## TASK TO CARRY OUT
The answer must be an exact printing of every record below, with the pictures omitted.

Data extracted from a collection
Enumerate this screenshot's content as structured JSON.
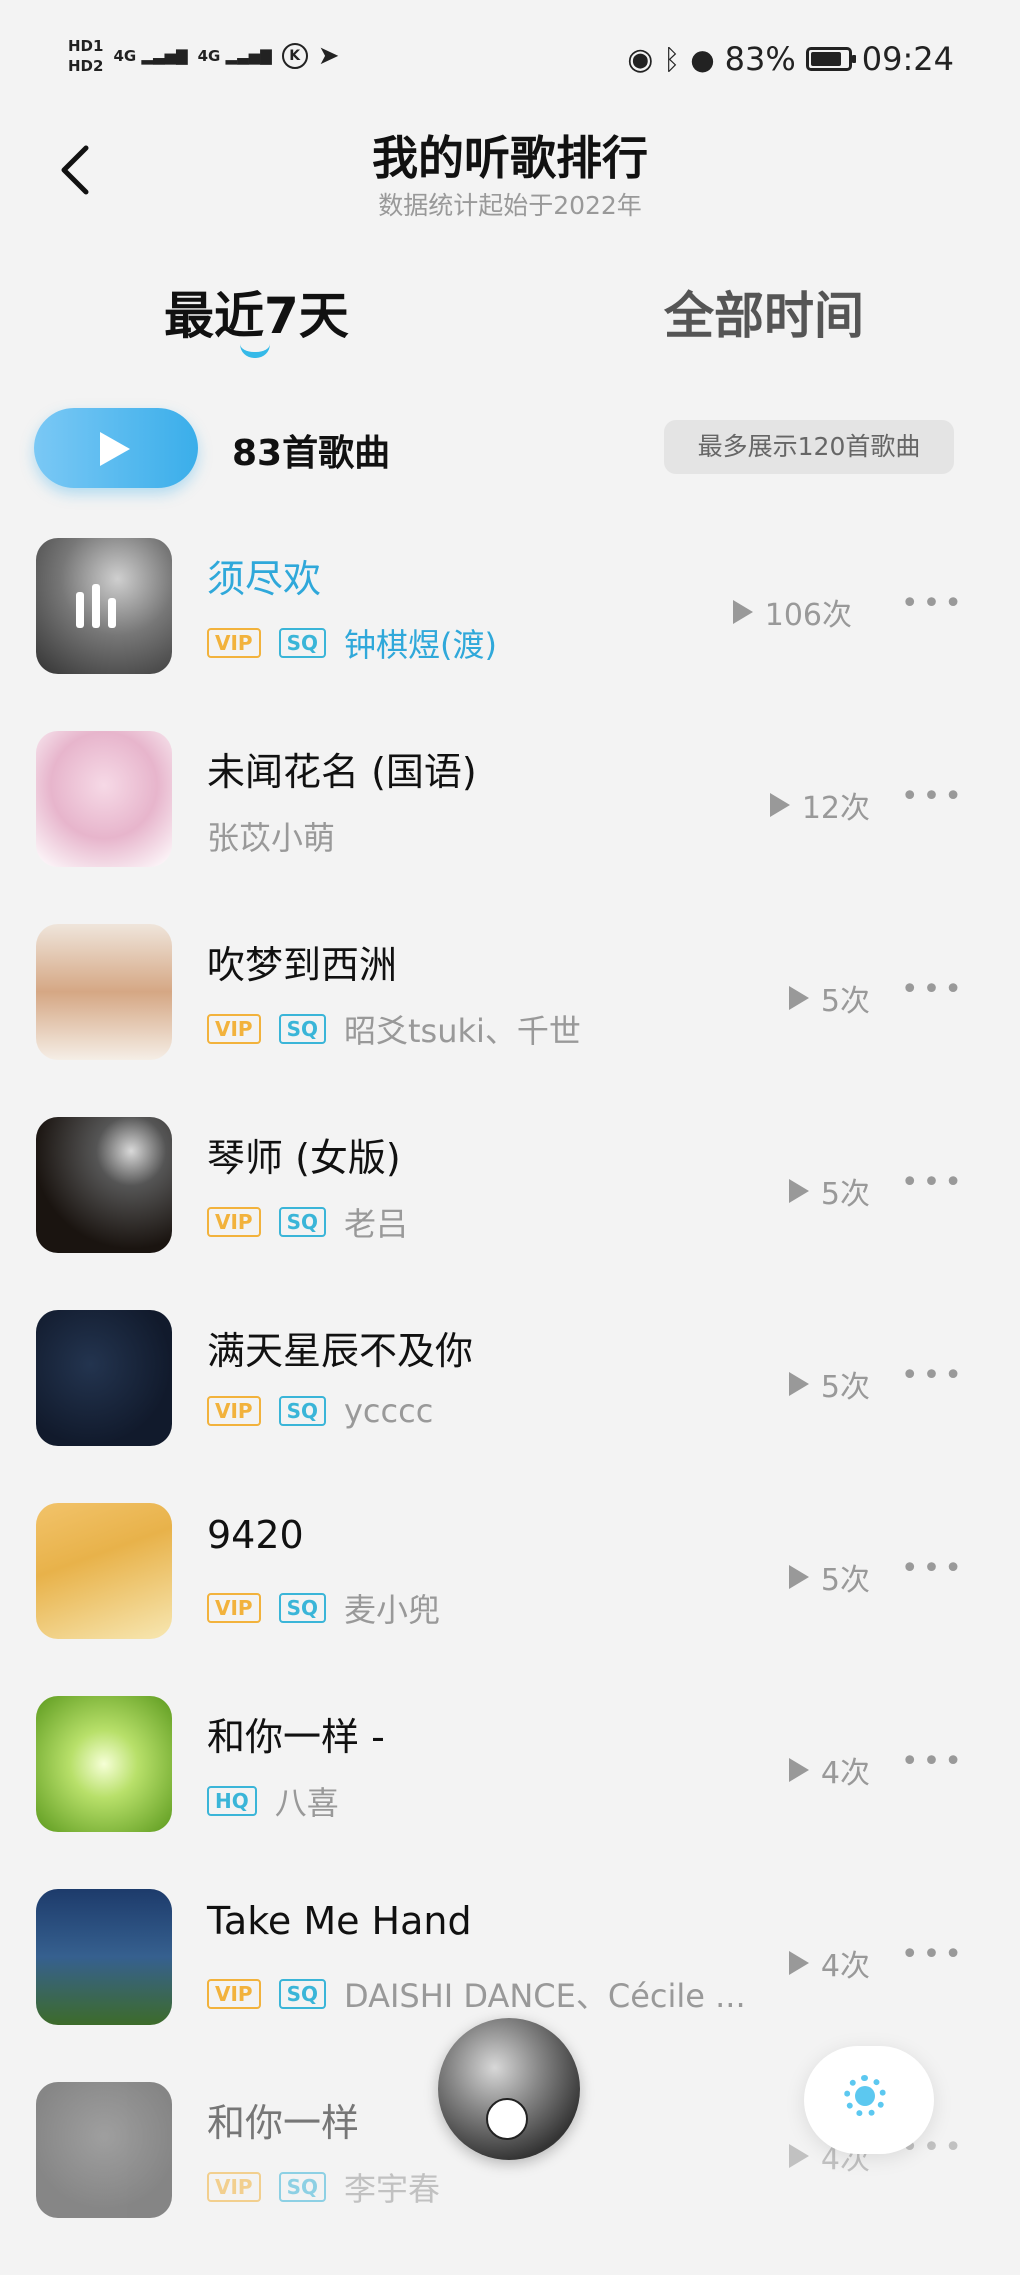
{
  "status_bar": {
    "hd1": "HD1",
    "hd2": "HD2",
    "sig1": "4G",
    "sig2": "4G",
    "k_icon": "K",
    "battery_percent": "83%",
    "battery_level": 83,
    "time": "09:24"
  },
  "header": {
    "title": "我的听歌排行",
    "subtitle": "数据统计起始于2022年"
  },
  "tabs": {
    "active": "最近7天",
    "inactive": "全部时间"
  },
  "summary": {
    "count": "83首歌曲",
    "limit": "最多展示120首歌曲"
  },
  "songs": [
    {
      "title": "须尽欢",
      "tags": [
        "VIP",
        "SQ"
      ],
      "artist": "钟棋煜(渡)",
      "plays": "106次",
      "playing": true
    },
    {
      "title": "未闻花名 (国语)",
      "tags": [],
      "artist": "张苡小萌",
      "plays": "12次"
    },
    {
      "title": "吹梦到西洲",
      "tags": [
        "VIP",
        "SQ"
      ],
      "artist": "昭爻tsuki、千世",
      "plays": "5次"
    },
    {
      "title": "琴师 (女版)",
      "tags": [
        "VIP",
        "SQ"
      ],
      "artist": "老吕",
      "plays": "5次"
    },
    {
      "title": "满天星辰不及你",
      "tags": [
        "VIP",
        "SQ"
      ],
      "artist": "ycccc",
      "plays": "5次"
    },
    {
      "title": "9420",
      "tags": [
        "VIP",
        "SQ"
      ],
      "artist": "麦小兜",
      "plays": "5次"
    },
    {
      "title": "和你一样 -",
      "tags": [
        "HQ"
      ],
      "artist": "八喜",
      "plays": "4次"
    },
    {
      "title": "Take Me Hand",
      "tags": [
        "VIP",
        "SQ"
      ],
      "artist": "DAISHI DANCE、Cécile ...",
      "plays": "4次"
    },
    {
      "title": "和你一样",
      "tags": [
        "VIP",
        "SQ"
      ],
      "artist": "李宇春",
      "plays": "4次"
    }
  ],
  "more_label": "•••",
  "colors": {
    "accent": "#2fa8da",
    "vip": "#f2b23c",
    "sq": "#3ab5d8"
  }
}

## EXPECTED OUTPUT
Enumerate this screenshot's content as structured JSON.
{
  "status_bar": {
    "hd1": "HD1",
    "hd2": "HD2",
    "sig1": "4G",
    "sig2": "4G",
    "k_icon": "K",
    "battery_percent": "83%",
    "battery_level": 83,
    "time": "09:24"
  },
  "header": {
    "title": "我的听歌排行",
    "subtitle": "数据统计起始于2022年"
  },
  "tabs": {
    "active": "最近7天",
    "inactive": "全部时间"
  },
  "summary": {
    "count": "83首歌曲",
    "limit": "最多展示120首歌曲"
  },
  "songs": [
    {
      "title": "须尽欢",
      "tags": [
        "VIP",
        "SQ"
      ],
      "artist": "钟棋煜(渡)",
      "plays": "106次",
      "playing": true
    },
    {
      "title": "未闻花名 (国语)",
      "tags": [],
      "artist": "张苡小萌",
      "plays": "12次"
    },
    {
      "title": "吹梦到西洲",
      "tags": [
        "VIP",
        "SQ"
      ],
      "artist": "昭爻tsuki、千世",
      "plays": "5次"
    },
    {
      "title": "琴师 (女版)",
      "tags": [
        "VIP",
        "SQ"
      ],
      "artist": "老吕",
      "plays": "5次"
    },
    {
      "title": "满天星辰不及你",
      "tags": [
        "VIP",
        "SQ"
      ],
      "artist": "ycccc",
      "plays": "5次"
    },
    {
      "title": "9420",
      "tags": [
        "VIP",
        "SQ"
      ],
      "artist": "麦小兜",
      "plays": "5次"
    },
    {
      "title": "和你一样 -",
      "tags": [
        "HQ"
      ],
      "artist": "八喜",
      "plays": "4次"
    },
    {
      "title": "Take Me Hand",
      "tags": [
        "VIP",
        "SQ"
      ],
      "artist": "DAISHI DANCE、Cécile ...",
      "plays": "4次"
    },
    {
      "title": "和你一样",
      "tags": [
        "VIP",
        "SQ"
      ],
      "artist": "李宇春",
      "plays": "4次"
    }
  ],
  "more_label": "•••",
  "colors": {
    "accent": "#2fa8da",
    "vip": "#f2b23c",
    "sq": "#3ab5d8"
  }
}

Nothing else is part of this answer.